■ DATA FOR THE TASK
---+---

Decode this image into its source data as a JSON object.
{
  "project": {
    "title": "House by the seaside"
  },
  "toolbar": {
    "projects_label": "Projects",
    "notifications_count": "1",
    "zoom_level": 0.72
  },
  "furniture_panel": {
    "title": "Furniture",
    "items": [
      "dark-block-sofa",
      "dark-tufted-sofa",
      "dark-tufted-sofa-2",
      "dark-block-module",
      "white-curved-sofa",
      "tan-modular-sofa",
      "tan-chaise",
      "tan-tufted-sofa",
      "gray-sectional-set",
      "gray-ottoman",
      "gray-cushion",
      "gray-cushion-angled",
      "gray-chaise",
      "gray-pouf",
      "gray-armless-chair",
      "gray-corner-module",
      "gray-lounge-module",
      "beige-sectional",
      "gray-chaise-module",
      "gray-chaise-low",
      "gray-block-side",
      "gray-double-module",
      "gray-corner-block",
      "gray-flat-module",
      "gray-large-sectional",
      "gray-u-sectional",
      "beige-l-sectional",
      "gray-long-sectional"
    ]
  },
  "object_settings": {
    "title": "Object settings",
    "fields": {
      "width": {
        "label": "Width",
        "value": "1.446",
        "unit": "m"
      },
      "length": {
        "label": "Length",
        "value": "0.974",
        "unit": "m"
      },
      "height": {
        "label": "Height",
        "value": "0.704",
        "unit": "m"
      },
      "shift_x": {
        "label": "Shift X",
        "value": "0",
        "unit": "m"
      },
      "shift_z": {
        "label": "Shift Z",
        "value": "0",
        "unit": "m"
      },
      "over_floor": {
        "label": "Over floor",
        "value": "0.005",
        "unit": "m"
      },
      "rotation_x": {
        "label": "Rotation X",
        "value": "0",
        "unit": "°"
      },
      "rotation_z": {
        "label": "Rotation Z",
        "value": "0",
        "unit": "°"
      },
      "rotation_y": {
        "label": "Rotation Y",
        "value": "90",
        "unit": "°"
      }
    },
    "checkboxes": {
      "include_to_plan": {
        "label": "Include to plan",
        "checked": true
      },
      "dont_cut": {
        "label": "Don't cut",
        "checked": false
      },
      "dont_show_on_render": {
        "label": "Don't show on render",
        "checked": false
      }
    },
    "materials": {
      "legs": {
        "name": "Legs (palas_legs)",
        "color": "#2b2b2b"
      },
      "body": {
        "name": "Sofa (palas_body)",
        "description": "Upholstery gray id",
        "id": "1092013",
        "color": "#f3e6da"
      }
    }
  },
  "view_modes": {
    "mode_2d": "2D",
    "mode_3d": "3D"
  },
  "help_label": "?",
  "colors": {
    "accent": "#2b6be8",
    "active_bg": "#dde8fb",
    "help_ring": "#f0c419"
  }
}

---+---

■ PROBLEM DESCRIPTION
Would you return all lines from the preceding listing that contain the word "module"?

■ EXERCISE OUTPUT
      "dark-block-module",
      "gray-corner-module",
      "gray-lounge-module",
      "gray-chaise-module",
      "gray-double-module",
      "gray-flat-module",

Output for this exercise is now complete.